The Labour leader will also pledge new safety checks to identify people at risk of hospitalisation and to recruit 5,000 new home care workers reported BBC.
There was an “iron curtain” between the NHS and social care, he told the BBC.
Meanwhile, with 100 days to go to the election, the Conservatives have been outlining plans to cut the benefits cap to pay for more apprenticeships.
All of the major parties have pledged what they say is enough money to maintain NHS services in the next Parliament after the general election.
The Conservatives say they would ring-fence and “protect” the NHS budget while the Liberal Democrats have promised to meet “in full” the £8bn extra NHS managers say is needed by 2020 and UKIP has said it would commit an extra £3bn a year to the service.
Labour have promised to keep the NHS ring-fence and spend an extra £2.5bn a year across the UK by the end of the next Parliament.
In a speech in Trafford, Greater Manchester on Tuesday, Mr Miliband will say the NHS faces “its most perilous moment” at May’s general election.
Labour’s previously-announced NHS pledges include 20,000 more nurses and providing cancer tests and results within a week.
The 5,000 extra home care workers would treat terminally ill people in their own beds.
Mr Miliband will also spell out financial incentives for social care workers to spend more than 15 minutes on home visits.
Limiting visits to 15 minutes is “a symbol of what has gone wrong in the NHS where failure and false economies threaten the financial future of the service”, Mr Miliband will say.
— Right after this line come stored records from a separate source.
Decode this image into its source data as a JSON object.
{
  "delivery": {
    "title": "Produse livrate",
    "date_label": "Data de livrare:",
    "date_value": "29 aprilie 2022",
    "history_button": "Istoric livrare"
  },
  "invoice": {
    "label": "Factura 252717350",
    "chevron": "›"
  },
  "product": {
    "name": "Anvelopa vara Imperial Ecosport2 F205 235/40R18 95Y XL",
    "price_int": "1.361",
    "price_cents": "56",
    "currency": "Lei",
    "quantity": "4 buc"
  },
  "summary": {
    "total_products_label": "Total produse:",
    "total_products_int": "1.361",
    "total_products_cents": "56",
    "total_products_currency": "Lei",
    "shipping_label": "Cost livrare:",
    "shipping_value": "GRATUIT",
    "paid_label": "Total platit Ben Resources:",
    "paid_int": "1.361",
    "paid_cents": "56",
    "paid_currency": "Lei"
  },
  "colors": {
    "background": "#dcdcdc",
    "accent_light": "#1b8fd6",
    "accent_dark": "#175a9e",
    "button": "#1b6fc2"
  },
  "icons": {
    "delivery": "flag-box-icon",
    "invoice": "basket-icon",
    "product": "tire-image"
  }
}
Labour said care workers often had to choose between preparing a meal for people they are visiting or taking them to the toilet because of time constraints.
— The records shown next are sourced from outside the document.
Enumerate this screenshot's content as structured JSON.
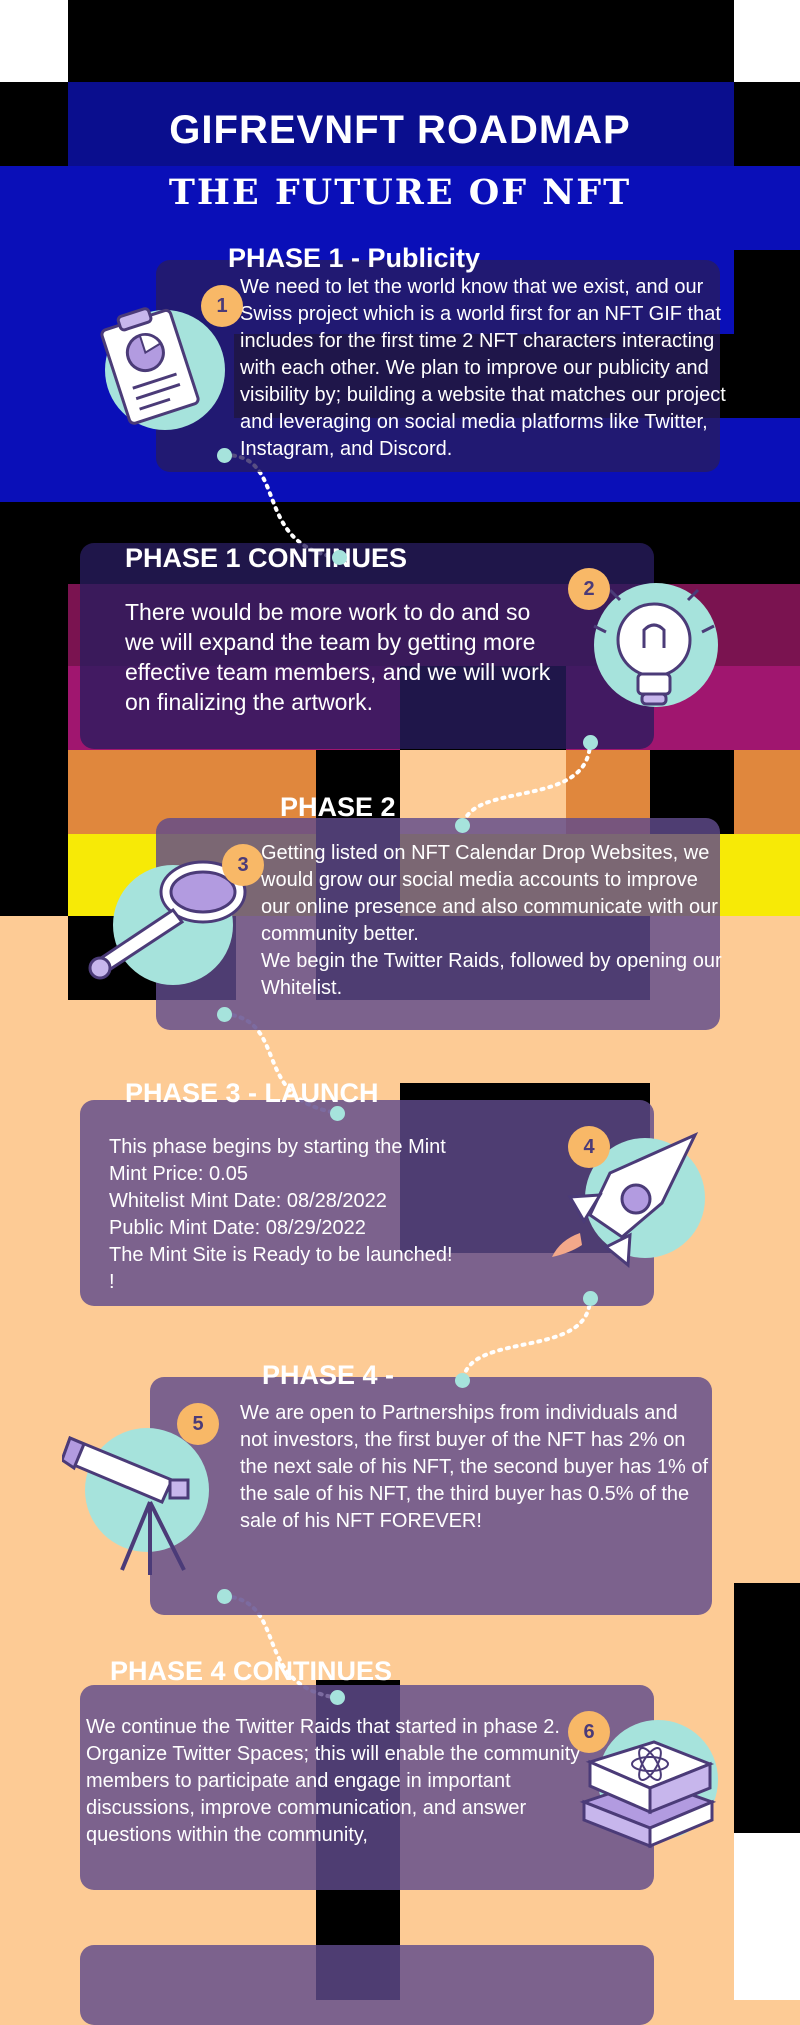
{
  "title": "GIFREVNFT ROADMAP",
  "subtitle": "THE FUTURE OF NFT",
  "phases": [
    {
      "number": "1",
      "title": "PHASE 1 - Publicity",
      "text": "We need to let the world know that we exist, and our Swiss project which is a world first for an NFT GIF that includes for the first time 2 NFT characters interacting with each other. We plan to improve our publicity and visibility by; building a website that matches our project and leveraging on social media platforms like Twitter, Instagram, and Discord.",
      "icon": "clipboard-chart-icon"
    },
    {
      "number": "2",
      "title": "PHASE 1 CONTINUES",
      "text": "There would be more work to do and so we will expand the team by getting more effective team members, and we will work on finalizing the artwork.",
      "icon": "lightbulb-icon"
    },
    {
      "number": "3",
      "title": "PHASE 2",
      "text": "Getting listed on NFT Calendar Drop Websites, we would grow our social media accounts to improve our online presence and also communicate with our community better.\nWe begin the Twitter Raids, followed by opening our Whitelist.",
      "icon": "magnifying-glass-icon"
    },
    {
      "number": "4",
      "title": "PHASE 3 - LAUNCH",
      "text": "This phase begins by starting the Mint\nMint Price: 0.05\nWhitelist Mint Date: 08/28/2022\nPublic Mint Date: 08/29/2022\nThe Mint Site is Ready to be launched!\n!",
      "icon": "rocket-icon"
    },
    {
      "number": "5",
      "title": "PHASE 4 -",
      "text": "We are open to Partnerships from individuals and not investors, the first buyer of the NFT has 2% on the next sale of his NFT, the second buyer has 1% of the sale of his NFT, the third buyer has 0.5% of the sale of his NFT FOREVER!",
      "icon": "telescope-icon"
    },
    {
      "number": "6",
      "title": "PHASE 4 CONTINUES",
      "text": "We continue the Twitter Raids that started in phase 2.\nOrganize Twitter Spaces; this will enable the community members to participate and engage in important discussions, improve communication, and answer questions within the community,",
      "icon": "science-books-icon"
    }
  ],
  "colors": {
    "peach": "#fdcb95",
    "blue": "#0a0fb8",
    "magenta": "#8e1360",
    "orange": "#e0873d",
    "yellow": "#f7ea06",
    "card": "#5f4a8b",
    "badge": "#f8b867",
    "teal": "#a6e3dc"
  }
}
The party is putting the NHS at the heart of its bid to win the general election, which is 100 days away.
Mr Miliband told BBC Breakfast that the election represented a “big fight for the future of the NHS” and that the Conservatives had betrayed promises made in 2010.
He rejected suggestions his blueprint was another top-down reorganisation, saying it was a considered plan to “join up services from home to hospital”.
“It is not about the NHS standing still but being changed,” he said.
The health service, he said, had lost a million bed hours last year because there was no-where for elderly patients to go once they were discharged and increased support for home care would save money elsewhere in the system.
“A £50 grab rail in a home can be a life saver or at least stop elderly people ending up in hospital,” he said.
The £2.5bn in funding to support the extra care professionals, as well as additional doctors, nurses and midwives, would be “raised swiftly” once Labour came to power, he insisted.